▸ **What you are asked to do**: Throughout the entries below, report every line where "发表帖子" is found.
── Records to process ──
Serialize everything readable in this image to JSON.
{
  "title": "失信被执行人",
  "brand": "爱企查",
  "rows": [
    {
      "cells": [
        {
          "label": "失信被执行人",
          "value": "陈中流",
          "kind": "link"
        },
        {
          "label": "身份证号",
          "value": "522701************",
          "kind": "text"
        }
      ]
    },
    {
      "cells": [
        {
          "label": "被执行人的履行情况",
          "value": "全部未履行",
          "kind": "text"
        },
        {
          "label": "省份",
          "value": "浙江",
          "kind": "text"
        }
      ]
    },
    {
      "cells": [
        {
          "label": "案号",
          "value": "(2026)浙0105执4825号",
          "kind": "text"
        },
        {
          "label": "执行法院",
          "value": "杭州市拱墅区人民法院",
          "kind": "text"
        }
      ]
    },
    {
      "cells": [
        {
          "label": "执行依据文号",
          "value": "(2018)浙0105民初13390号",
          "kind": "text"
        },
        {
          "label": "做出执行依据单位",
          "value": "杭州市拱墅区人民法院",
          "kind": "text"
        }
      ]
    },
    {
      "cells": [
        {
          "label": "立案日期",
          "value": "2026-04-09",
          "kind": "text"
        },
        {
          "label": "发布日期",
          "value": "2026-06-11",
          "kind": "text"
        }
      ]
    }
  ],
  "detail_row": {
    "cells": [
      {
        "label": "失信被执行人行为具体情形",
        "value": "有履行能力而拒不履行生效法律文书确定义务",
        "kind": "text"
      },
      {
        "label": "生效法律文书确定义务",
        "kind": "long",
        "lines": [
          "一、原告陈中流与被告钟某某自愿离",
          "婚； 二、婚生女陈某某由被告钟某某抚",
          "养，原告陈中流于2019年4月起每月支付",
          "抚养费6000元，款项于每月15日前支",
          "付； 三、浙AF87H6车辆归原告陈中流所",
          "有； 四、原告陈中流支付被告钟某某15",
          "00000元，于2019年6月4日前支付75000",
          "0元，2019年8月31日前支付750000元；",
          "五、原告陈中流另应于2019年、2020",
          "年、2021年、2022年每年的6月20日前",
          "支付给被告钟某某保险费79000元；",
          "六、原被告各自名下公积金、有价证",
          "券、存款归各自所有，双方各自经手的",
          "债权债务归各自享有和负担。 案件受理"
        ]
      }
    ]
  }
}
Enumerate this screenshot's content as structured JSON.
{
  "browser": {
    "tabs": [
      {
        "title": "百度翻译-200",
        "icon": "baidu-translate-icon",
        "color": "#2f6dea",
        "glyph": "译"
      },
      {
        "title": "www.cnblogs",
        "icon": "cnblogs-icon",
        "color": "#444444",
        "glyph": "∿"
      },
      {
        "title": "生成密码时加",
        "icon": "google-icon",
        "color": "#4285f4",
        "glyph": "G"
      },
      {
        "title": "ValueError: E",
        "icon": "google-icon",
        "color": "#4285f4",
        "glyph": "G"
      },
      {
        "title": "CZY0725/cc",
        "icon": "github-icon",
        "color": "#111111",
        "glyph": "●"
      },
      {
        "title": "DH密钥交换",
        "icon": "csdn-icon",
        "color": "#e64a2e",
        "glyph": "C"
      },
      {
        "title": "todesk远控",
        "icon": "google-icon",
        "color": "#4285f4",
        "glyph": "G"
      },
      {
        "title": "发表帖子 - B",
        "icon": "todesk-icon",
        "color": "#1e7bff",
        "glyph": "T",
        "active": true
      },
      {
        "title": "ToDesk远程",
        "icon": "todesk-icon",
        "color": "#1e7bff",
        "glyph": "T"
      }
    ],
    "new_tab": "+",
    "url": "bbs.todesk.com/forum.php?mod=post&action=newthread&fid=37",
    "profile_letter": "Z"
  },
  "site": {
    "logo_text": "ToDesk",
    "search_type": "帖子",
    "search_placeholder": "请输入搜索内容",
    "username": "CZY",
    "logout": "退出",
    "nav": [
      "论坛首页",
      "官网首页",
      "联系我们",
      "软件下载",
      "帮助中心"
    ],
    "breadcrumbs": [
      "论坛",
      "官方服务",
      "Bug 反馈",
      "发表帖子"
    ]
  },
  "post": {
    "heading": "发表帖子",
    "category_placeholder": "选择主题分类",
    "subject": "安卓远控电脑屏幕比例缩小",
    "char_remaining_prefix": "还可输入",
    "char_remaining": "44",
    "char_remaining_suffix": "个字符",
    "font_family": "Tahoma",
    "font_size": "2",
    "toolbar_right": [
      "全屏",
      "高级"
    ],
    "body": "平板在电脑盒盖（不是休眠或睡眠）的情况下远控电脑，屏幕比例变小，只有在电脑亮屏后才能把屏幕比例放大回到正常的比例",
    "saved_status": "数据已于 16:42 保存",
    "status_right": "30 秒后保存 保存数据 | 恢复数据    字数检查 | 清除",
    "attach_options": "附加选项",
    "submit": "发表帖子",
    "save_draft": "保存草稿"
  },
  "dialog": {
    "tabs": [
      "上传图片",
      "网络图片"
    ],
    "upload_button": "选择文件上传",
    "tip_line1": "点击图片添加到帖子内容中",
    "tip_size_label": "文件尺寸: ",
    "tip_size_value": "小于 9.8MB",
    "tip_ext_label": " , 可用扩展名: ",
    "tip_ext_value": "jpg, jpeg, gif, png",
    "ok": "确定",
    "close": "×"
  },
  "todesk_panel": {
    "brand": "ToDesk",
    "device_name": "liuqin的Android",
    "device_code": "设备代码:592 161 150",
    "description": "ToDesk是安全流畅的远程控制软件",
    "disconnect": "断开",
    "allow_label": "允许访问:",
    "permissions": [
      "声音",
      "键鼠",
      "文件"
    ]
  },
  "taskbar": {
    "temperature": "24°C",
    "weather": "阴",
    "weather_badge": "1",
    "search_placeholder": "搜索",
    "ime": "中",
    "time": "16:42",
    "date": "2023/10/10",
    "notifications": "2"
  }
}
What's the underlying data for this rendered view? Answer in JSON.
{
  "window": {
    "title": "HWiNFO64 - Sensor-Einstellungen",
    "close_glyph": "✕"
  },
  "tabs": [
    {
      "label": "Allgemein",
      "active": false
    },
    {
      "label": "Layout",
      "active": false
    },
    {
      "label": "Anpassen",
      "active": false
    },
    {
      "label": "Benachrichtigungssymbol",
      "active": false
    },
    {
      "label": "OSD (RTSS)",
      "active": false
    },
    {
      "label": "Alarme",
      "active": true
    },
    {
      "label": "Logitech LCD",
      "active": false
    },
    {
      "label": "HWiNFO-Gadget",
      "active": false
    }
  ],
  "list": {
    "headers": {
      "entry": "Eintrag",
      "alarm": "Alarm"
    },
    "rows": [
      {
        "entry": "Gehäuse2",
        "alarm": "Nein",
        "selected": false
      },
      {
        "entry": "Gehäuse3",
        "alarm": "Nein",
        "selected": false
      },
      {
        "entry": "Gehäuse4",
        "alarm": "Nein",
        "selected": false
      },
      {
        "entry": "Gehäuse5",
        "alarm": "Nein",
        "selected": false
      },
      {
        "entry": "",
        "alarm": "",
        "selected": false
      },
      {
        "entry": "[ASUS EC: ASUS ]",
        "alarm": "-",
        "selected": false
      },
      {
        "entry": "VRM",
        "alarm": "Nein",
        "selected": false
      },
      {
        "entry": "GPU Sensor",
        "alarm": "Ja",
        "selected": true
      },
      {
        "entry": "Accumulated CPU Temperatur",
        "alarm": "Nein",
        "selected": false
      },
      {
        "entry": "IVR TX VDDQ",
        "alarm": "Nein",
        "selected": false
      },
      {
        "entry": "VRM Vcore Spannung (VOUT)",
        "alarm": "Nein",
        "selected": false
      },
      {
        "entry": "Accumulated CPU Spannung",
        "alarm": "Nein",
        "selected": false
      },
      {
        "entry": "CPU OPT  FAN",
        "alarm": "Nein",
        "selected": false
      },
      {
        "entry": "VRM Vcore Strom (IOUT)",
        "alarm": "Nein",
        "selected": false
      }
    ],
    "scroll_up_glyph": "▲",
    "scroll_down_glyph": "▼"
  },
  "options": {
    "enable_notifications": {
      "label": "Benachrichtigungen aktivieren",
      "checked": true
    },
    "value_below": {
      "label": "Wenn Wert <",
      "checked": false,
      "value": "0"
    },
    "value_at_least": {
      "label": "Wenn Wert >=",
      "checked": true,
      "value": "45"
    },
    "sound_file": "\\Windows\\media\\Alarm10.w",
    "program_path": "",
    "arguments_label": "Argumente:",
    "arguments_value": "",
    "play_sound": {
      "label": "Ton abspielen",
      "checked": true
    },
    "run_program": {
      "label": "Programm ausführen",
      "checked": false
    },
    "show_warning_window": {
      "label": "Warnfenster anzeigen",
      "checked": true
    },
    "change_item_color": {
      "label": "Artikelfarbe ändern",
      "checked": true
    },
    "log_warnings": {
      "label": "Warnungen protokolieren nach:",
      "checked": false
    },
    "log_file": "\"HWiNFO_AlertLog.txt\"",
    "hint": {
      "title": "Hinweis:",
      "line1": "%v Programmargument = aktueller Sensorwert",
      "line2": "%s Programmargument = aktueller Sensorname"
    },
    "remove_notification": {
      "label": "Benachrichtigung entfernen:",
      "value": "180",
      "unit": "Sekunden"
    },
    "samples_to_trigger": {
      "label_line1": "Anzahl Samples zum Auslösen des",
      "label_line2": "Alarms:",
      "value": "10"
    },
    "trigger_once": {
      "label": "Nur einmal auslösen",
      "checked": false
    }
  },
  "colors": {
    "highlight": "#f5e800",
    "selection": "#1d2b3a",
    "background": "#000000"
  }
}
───
▸ **Answer space**:
        "title": "发表帖子 - B",
      "发表帖子"
    "heading": "发表帖子",
    "submit": "发表帖子",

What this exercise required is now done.